If you don’t want to throw sustainability into your pitch mix, why not include it as part of client discussions? Set a page weight budget—where you limit the weight of your pages in kilobytes to a certain size—and discuss the idea during project kickoff and throughout the project. Help them understand that image carousels on the home page don’t perform well across devices, convert poorly, and hog bandwidth. Suggest a renewable energy–powered hosting provider.
Similarly, when your software startup begins entering user stories into Trello during discovery sessions, why not add a conversation about green hosting into the mix? Many of the Internet’s most successful startups and established media outlets host their products and services with Amazon Web Services (AWS), even though AWS has been slow to adopt renewable energy policies and their historic track record of transparency around these issues has been questionable (though they are getting better). Is there a better, more sustainable alternative for your application? How about Google Cloud?
Finally, if you can’t commit to using a hosting provider that is powered by 100% renewable energy, find one that purchases renewable energy credits. Although it’s not a perfect solution, as we’ll discuss in the next chapter, at least it’s something.

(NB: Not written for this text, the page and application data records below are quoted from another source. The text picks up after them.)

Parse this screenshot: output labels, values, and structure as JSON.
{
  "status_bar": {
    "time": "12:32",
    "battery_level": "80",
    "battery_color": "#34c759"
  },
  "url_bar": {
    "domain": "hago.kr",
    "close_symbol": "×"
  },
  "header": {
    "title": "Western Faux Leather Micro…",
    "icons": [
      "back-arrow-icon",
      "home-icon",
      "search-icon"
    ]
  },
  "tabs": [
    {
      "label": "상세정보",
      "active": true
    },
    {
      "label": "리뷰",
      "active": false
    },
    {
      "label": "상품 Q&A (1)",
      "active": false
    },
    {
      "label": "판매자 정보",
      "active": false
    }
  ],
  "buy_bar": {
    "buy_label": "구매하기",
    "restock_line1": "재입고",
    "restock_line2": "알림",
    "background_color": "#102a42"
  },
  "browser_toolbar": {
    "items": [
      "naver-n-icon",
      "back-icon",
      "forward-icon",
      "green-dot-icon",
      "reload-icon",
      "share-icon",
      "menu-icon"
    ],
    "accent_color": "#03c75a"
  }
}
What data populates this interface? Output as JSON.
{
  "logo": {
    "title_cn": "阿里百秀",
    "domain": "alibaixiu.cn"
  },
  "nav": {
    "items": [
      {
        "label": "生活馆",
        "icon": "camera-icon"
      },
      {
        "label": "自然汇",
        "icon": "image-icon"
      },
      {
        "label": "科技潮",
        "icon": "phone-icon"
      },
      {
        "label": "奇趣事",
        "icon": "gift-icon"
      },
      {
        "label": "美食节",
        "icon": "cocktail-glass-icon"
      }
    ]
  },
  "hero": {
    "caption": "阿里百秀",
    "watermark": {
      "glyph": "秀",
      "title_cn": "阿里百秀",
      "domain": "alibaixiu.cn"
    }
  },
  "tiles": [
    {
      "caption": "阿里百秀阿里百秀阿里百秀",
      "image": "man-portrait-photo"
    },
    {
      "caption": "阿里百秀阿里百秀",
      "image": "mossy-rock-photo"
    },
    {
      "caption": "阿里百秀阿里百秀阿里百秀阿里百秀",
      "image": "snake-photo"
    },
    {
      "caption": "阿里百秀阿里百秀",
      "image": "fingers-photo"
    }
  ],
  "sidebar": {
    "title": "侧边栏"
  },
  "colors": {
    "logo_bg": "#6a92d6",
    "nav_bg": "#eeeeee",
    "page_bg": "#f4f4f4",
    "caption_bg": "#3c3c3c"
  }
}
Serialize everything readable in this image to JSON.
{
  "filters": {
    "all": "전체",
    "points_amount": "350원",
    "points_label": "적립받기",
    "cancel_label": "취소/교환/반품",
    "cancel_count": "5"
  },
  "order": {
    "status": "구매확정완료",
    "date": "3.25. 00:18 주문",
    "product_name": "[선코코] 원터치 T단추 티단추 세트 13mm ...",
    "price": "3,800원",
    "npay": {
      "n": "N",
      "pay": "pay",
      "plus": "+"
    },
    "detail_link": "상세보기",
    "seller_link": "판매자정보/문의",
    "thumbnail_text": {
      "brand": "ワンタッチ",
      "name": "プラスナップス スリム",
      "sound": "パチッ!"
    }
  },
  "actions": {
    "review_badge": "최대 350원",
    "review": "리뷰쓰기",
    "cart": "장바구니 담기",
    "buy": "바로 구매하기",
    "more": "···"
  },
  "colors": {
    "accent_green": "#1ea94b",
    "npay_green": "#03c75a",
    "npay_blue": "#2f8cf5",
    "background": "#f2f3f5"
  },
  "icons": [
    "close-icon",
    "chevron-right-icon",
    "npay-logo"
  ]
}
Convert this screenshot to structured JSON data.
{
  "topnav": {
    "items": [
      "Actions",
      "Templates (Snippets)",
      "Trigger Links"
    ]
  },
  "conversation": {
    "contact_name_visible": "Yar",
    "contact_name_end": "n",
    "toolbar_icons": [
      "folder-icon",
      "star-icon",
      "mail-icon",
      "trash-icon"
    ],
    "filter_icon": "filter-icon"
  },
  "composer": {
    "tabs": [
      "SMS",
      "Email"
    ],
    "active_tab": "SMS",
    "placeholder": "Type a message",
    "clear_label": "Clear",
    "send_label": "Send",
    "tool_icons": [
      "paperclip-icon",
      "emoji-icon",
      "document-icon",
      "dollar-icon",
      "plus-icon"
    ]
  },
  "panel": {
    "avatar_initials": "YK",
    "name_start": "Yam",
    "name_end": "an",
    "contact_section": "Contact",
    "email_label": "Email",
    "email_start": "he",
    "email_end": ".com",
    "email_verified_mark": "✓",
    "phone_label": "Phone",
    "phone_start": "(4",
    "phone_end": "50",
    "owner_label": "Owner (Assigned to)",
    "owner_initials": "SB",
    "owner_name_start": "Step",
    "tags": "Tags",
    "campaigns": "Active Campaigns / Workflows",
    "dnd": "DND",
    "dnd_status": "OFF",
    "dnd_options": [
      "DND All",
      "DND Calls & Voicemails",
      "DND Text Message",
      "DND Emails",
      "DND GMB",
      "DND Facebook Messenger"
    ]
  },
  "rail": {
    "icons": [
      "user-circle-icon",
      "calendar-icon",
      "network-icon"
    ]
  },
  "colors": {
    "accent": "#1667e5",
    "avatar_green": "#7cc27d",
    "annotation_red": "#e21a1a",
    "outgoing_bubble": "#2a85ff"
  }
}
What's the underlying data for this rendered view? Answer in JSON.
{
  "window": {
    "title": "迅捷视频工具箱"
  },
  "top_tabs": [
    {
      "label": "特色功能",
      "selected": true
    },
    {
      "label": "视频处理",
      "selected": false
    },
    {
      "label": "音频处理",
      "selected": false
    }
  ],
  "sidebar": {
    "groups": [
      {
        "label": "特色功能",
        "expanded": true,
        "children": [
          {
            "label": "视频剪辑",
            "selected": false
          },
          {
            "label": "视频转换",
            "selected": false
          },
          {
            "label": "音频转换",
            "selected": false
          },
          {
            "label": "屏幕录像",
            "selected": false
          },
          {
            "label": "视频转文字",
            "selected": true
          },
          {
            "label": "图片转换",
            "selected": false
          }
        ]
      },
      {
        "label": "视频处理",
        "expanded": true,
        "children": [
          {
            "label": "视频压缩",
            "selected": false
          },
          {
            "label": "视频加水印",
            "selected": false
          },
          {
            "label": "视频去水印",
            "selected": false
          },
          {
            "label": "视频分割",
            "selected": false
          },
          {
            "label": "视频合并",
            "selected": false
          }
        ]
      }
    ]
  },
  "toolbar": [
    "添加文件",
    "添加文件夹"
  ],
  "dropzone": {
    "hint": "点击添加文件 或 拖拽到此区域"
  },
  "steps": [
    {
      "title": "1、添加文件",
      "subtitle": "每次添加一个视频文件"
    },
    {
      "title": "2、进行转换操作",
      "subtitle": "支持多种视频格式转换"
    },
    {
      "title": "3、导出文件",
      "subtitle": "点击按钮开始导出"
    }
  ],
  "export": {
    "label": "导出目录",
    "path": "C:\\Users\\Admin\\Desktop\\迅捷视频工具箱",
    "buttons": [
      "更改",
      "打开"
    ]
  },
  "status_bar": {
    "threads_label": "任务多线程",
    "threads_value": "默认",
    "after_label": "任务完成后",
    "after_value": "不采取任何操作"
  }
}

In this chapter, we learned more about why Internet sustainability standards are important and why standards themselves could potentially move too slowly to have real impact. We talked about the framework proposed by this book for building more sustainable digital products and services and we covered barriers and workarounds for reaching environmental goals. Using the framework set forth in this chapter and covered in detail in the subsequent chapters, product development teams have the potential to make a significant difference in the energy used by the Internet and its billions of users.
If you want to explore the concepts outlined in this chapter before diving deeper in the upcoming chapters, try the following:
Read James Christie’s article Sustainable Web Design on A List Apart or Pete Markiewicz’s article “Save the Planet Through Sustainable Web Design” on Creative Bloq
Read the Future-Friendly Web approach to building online websites and applications (http://futurefriendlyweb.com)
Explore some blog posts (http://www.sustainablewebdesign.org)
Watch video presentations on the Sustainable UX YouTube channel (http://bit.ly/sustainable-ux-conf-2016)
1United Nations, “List of Parties that Signed the Paris Agreement on 22 April”. (http://www.un.org/sustainabledevelopment/blog/2016/04/parisagreementsingatures)
2Michele Gorman, “150 Countries Will Sign Paris Climate Change Agreement on Earth Day”, Newsweek, April 22, 2016. (http://www.newsweek.com/countries-sign-paris-climate-change-agreement-earth-day-451443)
3Fiona Harvey, “Paris Climate Change Agreement: The World’s Greatest Diplomatic Success”, The Guardian, December 14, 2015. (http://www.theguardian.com/environment/2015/dec/13/paris-climate-deal-cop-diplomacy-developing-united-nations)
4Josh Katz and Jennifer Daniel, “What You Can Do About Climate Change”, New York Times – The Upshot, December 2, 2015. (http://www.nytimes.com/interactive/2015/12/03/upshot/what-you-can-do-about-climate-change.html)
7James Christie, Sustainable Web Design, A List Apart, September 24, 2013. (http://alistapart.com/article/sustainable-web-design)